Fancy dress ball at Rideau Hall

It is a historic event, a costume ball hosted in February 1876 by Canada’s Governor General. The press in North America and Great Britain covered the event from the Earl of Dufferin (James V of Scotland) and his wife, Lady Dufferin (Mary of Guise). Following the release of this material, Ottawa and Canada were put on the social map of the world.

The ball in Ottawa has been spoken of for a generation as an incredible event that no one has been able to eclipse for a long time.

Lord and Lady Aberdeen’s balls

In 1896 a grand event took place. The Governor General and his wife, Lord and Lady Aberdeen, hosted a large-scale ball that went down in the city’s history forever.  It is worth telling a little about Lady Aberdeen, born Ishbel Maria Marjoribanks, who was the event initiator. The woman was known for her sturdy social views. Subsequently, she founded the Victorian Order of Nurses as well as the Canadian branch of the National Council of Women.

Lady Aberdeen was fond of historical contests and lavish and sumptuous gowns. She participated in the arrangements of three major balls held in Ottawa, Toronto and Montreal.

Lord and Lady Aberdeen’s first ball in Ottawa

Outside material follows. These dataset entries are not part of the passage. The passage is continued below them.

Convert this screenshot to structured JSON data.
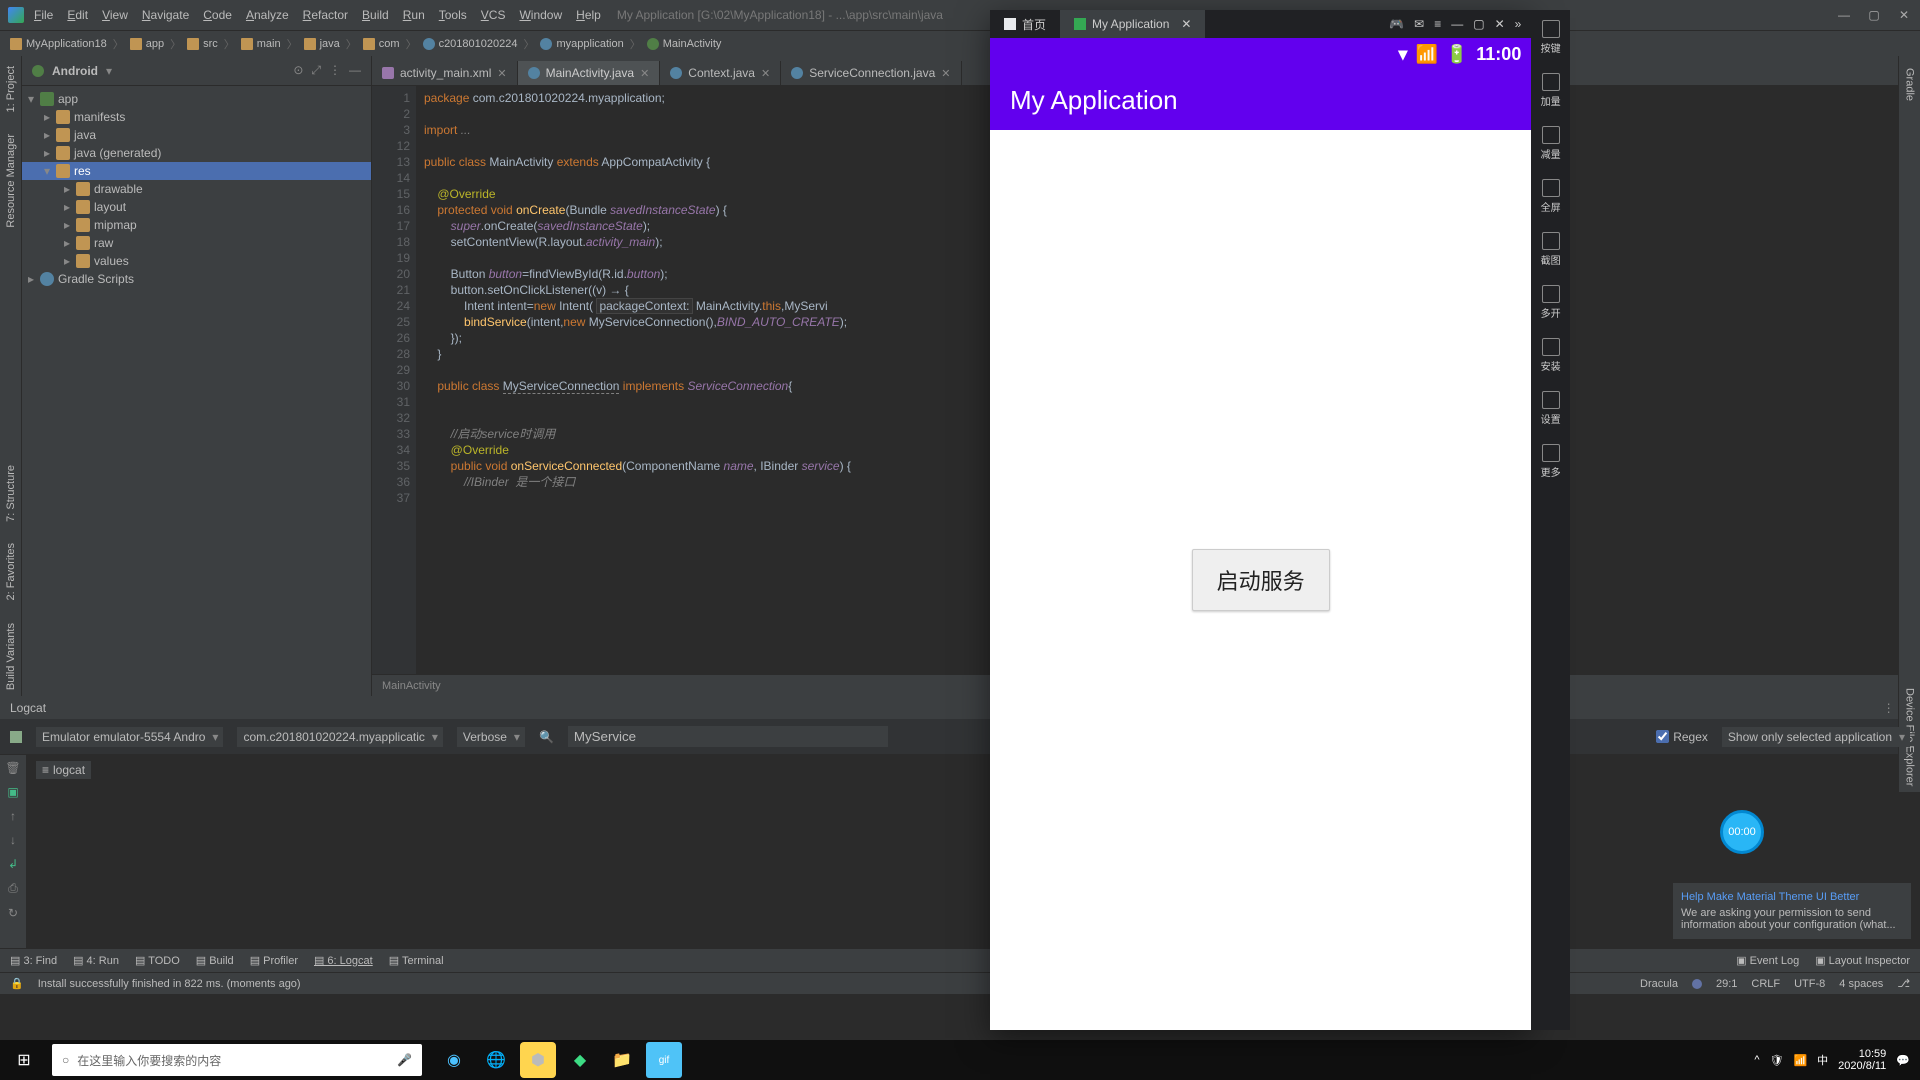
{
  "titlebar": {
    "menus": [
      "File",
      "Edit",
      "View",
      "Navigate",
      "Code",
      "Analyze",
      "Refactor",
      "Build",
      "Run",
      "Tools",
      "VCS",
      "Window",
      "Help"
    ],
    "app_title": "My Application [G:\\02\\MyApplication18] - ...\\app\\src\\main\\java"
  },
  "breadcrumb": [
    "MyApplication18",
    "app",
    "src",
    "main",
    "java",
    "com",
    "c201801020224",
    "myapplication",
    "MainActivity"
  ],
  "project": {
    "title": "Android",
    "tree": [
      {
        "l": 0,
        "tw": "▾",
        "icon": "fi-app",
        "label": "app"
      },
      {
        "l": 1,
        "tw": "▸",
        "icon": "fi-folder",
        "label": "manifests"
      },
      {
        "l": 1,
        "tw": "▸",
        "icon": "fi-folder",
        "label": "java"
      },
      {
        "l": 1,
        "tw": "▸",
        "icon": "fi-folder",
        "label": "java (generated)"
      },
      {
        "l": 1,
        "tw": "▾",
        "icon": "fi-folder",
        "label": "res",
        "sel": true
      },
      {
        "l": 2,
        "tw": "▸",
        "icon": "fi-folder",
        "label": "drawable"
      },
      {
        "l": 2,
        "tw": "▸",
        "icon": "fi-folder",
        "label": "layout"
      },
      {
        "l": 2,
        "tw": "▸",
        "icon": "fi-folder",
        "label": "mipmap"
      },
      {
        "l": 2,
        "tw": "▸",
        "icon": "fi-folder",
        "label": "raw"
      },
      {
        "l": 2,
        "tw": "▸",
        "icon": "fi-folder",
        "label": "values"
      },
      {
        "l": 0,
        "tw": "▸",
        "icon": "fi-dot",
        "label": "Gradle Scripts"
      }
    ]
  },
  "tabs": [
    {
      "icon": "xml",
      "label": "activity_main.xml",
      "active": false
    },
    {
      "icon": "java",
      "label": "MainActivity.java",
      "active": true
    },
    {
      "icon": "java",
      "label": "Context.java",
      "active": false
    },
    {
      "icon": "java",
      "label": "ServiceConnection.java",
      "active": false
    }
  ],
  "code_lines": [
    {
      "n": 1,
      "html": "<span class='kw'>package</span> com.c201801020224.myapplication;"
    },
    {
      "n": 2,
      "html": ""
    },
    {
      "n": 3,
      "html": "<span class='kw'>import</span> <span class='cmt'>...</span>"
    },
    {
      "n": 12,
      "html": ""
    },
    {
      "n": 13,
      "html": "<span class='kw'>public class</span> MainActivity <span class='kw'>extends</span> AppCompatActivity {",
      "mark": true
    },
    {
      "n": 14,
      "html": ""
    },
    {
      "n": 15,
      "html": "    <span class='ann'>@Override</span>"
    },
    {
      "n": 16,
      "html": "    <span class='kw'>protected void</span> <span class='fn'>onCreate</span>(Bundle <span class='fld'>savedInstanceState</span>) {",
      "mark": true
    },
    {
      "n": 17,
      "html": "        <span class='fld'>super</span>.onCreate(<span class='fld'>savedInstanceState</span>);"
    },
    {
      "n": 18,
      "html": "        setContentView(R.layout.<span class='fld'>activity_main</span>);"
    },
    {
      "n": 19,
      "html": ""
    },
    {
      "n": 20,
      "html": "        Button <span class='fld'>button</span>=findViewById(R.id.<span class='fld'>button</span>);"
    },
    {
      "n": 21,
      "html": "        button.setOnClickListener((v) → {",
      "mark": true
    },
    {
      "n": 24,
      "html": "            Intent intent=<span class='kw'>new</span> Intent( <span class='bg-hl'>packageContext:</span> MainActivity.<span class='kw'>this</span>,MyServi"
    },
    {
      "n": 25,
      "html": "            <span class='fn'>bindService</span>(intent,<span class='kw'>new</span> MyServiceConnection(),<span class='fld'>BIND_AUTO_CREATE</span>);"
    },
    {
      "n": 26,
      "html": "        });"
    },
    {
      "n": 28,
      "html": "    }"
    },
    {
      "n": 29,
      "html": "",
      "caret": true
    },
    {
      "n": 30,
      "html": "    <span class='kw'>public class</span> <span style='border-bottom:1px dashed #808080'>MyServiceConnection</span> <span class='kw'>implements</span> <span class='fld'>ServiceConnection</span>{"
    },
    {
      "n": 31,
      "html": ""
    },
    {
      "n": 32,
      "html": ""
    },
    {
      "n": 33,
      "html": "        <span class='cmt'>//启动service时调用</span>"
    },
    {
      "n": 34,
      "html": "        <span class='ann'>@Override</span>"
    },
    {
      "n": 35,
      "html": "        <span class='kw'>public void</span> <span class='fn'>onServiceConnected</span>(ComponentName <span class='fld'>name</span>, IBinder <span class='fld'>service</span>) {",
      "mark": true
    },
    {
      "n": 36,
      "html": "            <span class='cmt'>//IBinder  是一个接口</span>"
    },
    {
      "n": 37,
      "html": ""
    }
  ],
  "crumb_bottom": "MainActivity",
  "logcat": {
    "title": "Logcat",
    "device": "Emulator emulator-5554 Andro",
    "process": "com.c201801020224.myapplicatic",
    "level": "Verbose",
    "filter": "MyService",
    "regex_label": "Regex",
    "scope": "Show only selected application",
    "tab_chip": "logcat"
  },
  "notif": {
    "title": "Help Make Material Theme UI Better",
    "body": "We are asking your permission to send information about your configuration (what..."
  },
  "bottom_items": [
    "3: Find",
    "4: Run",
    "TODO",
    "Build",
    "Profiler",
    "6: Logcat",
    "Terminal"
  ],
  "bottom_right": [
    "Event Log",
    "Layout Inspector"
  ],
  "status": {
    "msg": "Install successfully finished in 822 ms. (moments ago)",
    "theme": "Dracula",
    "pos": "29:1",
    "eol": "CRLF",
    "enc": "UTF-8",
    "indent": "4 spaces"
  },
  "left_tools": [
    "1: Project",
    "Resource Manager"
  ],
  "left_tools2": [
    "2: Favorites",
    "Build Variants",
    "7: Structure"
  ],
  "right_tools": [
    "Gradle",
    "Device File Explorer"
  ],
  "taskbar": {
    "search_placeholder": "在这里输入你要搜索的内容",
    "time": "10:59",
    "date": "2020/8/11"
  },
  "emulator": {
    "tab_home": "首页",
    "tab_app": "My Application",
    "time": "11:00",
    "app_title": "My Application",
    "button_label": "启动服务",
    "side": [
      "按键",
      "加量",
      "减量",
      "全屏",
      "截图",
      "多开",
      "安装",
      "设置",
      "更多"
    ]
  },
  "record_time": "00:00"
}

On February 17, 1896, an event included in the collection of remarkable episodes in Canadian history took place. It was the first of three famous balls held in the Senate Chamber on Parliament Hill. That period was characterized by the religious and linguistic schism in Canada. Lord and Lady Aberdeen stood as progressives and attempted to emphasize that they were honoring their country’s history through their actions.

Over 1,300 invitations were sent, requiring guests to dress in one of nine historical groups. Each group included famous historical figures as well as supporting characters. The clerk of the House of Commons, an author of books on Canadian history, chose a theme for each group. It was indeed a spectacular event, striking in its scale. The preparation for the ball itself was also extraordinary.

However, the ball was almost canceled because of the death of Prince Henry of Battenberg. Under the protocol, there were supposed to be six weeks of mourning. Still, the ball took place but the governor-general and his lady did not dress up for the ball, given the norms of the protocol.

Lady Aberdeen came to welcome their guests in a formal court dress, wearing a veil and ostrich feathers. Lord Aberdeen wore the official Windsor uniform.

Features of conducting the ball

Two days before the planned date of the event, a dress rehearsal was supposed to be held. Dancing was challenging, so some groups hired an instructor and rehearsed a lot and learned the moves. Here is an example. The group that portrayed Jacques Cartier’s discovery of Canada performed a quadrille. The other group, which got the Days of Montcalm and Wolfe, danced the Farandole.

A quite interesting fact is that Lady Aberdeen also took care of the clothes for all the invitees. She invited two costume designers from Montreal to Ottawa. Thus, guests of the ball could rent splendid outfits for the night for $5 to $10.

During this period, the Senate Chamber was temporarily closed. It was necessary to arrange a dance floor worth $25 thousand as to1896. Such an exorbitant price in those days was later condemned, as well as the workers’ overtime labor.

The ballroom featured decorations, while blue silk flags with a crown fluttered on each pillar. One room of the Senate chamber was set aside purposely for the orchestra, while the other was for the buffet-style dining room.

At 9 p.m., the ball began. The police checked the invitations at the door. By 11 p.m., about 240 participants had already left the dance floor and gone down to the dining room. After clearing the floor, guests danced again. The grand ball lasted until 5 a.m. It was a success. The press called the ball “a brilliant spectacle that can’t be compared with anything else.”

Lord and Lady Aberdeen could only rejoice at this as, for one night, the linguistic and religious schism was temporarily forgotten. The importance was entirely on something else, namely the dancing and costumes, as well as the preparation and the sheer scale of the event.